● ACTIVITY: Could you report every line of the listing below that holds the word "your"?

● EXERCISE INPUT:
━━━━━━

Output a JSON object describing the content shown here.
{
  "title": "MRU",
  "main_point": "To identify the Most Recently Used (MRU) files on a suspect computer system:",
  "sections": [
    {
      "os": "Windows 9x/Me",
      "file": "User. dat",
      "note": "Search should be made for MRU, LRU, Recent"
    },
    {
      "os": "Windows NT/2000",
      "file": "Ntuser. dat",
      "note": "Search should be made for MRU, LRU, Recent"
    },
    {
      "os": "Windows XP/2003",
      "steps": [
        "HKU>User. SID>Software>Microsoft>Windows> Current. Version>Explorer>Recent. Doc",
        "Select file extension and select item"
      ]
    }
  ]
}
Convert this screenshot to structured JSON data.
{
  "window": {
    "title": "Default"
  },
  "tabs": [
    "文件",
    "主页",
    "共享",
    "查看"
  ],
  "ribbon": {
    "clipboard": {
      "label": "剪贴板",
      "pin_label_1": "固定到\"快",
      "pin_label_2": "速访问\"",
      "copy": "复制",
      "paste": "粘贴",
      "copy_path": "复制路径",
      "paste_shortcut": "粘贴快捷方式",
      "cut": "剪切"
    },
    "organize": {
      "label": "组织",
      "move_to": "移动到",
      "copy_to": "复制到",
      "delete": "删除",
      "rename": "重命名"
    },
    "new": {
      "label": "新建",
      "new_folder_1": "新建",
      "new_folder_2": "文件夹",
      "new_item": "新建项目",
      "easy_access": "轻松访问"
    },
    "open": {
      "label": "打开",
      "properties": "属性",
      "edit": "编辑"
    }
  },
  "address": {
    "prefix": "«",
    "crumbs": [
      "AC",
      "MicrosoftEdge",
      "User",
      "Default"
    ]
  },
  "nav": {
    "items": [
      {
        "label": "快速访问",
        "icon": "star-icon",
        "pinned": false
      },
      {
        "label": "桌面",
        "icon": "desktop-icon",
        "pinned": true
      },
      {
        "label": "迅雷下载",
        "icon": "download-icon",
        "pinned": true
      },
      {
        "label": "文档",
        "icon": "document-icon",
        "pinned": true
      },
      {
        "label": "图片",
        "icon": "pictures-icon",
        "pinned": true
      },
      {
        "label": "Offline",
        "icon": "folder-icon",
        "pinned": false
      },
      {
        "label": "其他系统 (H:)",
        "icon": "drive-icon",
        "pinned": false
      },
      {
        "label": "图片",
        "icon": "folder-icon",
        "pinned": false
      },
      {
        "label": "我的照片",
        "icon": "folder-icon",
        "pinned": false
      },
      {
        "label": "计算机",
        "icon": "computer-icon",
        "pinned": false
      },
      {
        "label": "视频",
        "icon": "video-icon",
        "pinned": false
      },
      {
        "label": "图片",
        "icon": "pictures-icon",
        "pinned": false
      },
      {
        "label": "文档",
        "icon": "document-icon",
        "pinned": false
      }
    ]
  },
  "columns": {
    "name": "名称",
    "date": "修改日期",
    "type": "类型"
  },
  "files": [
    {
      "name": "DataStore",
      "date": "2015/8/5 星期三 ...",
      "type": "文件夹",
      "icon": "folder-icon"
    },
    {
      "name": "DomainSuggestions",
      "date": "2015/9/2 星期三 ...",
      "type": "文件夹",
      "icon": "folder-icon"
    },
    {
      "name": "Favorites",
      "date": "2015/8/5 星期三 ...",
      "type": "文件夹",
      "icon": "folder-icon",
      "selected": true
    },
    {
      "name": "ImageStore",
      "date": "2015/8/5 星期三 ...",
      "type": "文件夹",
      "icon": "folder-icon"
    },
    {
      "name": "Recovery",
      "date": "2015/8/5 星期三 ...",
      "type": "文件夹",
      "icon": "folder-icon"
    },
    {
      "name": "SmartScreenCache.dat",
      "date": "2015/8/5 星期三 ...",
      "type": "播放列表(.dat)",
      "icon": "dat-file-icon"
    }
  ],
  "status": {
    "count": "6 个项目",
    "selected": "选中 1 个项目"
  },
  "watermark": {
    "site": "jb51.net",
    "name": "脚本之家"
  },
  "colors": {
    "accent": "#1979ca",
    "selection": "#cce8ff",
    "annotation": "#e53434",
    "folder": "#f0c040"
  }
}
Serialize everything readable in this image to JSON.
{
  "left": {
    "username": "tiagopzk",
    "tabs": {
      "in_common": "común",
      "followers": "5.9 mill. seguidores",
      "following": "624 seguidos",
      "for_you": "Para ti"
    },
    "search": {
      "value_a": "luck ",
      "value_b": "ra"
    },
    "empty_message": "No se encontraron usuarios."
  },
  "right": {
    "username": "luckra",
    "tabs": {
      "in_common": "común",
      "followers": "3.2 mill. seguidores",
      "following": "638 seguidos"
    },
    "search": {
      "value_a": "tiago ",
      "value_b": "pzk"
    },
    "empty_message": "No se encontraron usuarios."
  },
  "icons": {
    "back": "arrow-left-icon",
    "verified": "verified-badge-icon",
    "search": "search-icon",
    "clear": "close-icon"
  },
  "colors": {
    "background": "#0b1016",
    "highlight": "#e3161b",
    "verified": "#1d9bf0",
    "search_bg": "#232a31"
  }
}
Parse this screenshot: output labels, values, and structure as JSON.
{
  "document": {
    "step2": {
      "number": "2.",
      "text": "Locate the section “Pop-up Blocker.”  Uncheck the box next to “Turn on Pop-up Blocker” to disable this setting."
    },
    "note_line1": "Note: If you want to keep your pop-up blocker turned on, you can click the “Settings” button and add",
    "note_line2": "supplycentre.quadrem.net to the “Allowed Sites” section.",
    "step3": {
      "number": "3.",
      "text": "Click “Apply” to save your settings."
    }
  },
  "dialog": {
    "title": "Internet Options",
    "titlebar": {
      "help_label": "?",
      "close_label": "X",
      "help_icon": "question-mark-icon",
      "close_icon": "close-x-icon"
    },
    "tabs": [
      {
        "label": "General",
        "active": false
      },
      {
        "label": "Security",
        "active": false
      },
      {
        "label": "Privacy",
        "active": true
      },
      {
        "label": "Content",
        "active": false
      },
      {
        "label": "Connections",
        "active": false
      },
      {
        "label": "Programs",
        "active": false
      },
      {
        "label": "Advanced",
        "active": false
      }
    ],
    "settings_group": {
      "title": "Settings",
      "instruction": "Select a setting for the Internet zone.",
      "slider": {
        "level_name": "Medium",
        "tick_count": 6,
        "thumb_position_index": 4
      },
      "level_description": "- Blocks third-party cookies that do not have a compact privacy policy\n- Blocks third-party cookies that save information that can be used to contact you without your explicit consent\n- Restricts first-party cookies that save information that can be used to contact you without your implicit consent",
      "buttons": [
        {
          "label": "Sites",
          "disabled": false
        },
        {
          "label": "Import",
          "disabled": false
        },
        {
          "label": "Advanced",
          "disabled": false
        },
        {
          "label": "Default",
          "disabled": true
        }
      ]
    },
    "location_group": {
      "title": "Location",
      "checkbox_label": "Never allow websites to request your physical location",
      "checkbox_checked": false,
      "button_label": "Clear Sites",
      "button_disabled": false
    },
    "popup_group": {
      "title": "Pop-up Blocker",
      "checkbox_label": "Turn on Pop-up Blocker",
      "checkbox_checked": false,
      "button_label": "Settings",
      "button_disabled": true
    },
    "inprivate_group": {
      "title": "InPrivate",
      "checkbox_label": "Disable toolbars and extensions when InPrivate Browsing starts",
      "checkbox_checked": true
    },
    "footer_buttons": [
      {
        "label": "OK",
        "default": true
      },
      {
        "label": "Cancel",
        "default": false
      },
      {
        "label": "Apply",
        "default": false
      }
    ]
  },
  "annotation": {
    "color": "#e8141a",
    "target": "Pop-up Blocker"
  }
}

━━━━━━

● SOLUTION TO THE PROBLEM:
    "note_line1": "Note: If you want to keep your pop-up blocker turned on, you can click the “Settings” button and add",
      "text": "Click “Apply” to save your settings."
      "level_description": "- Blocks third-party cookies that do not have a compact privacy policy\n- Blocks third-party cookies that save information that can be used to contact you without your explicit consent\n- Restricts first-party cookies that save information that can be used to contact you without your implicit consent",
      "checkbox_label": "Never allow websites to request your physical location",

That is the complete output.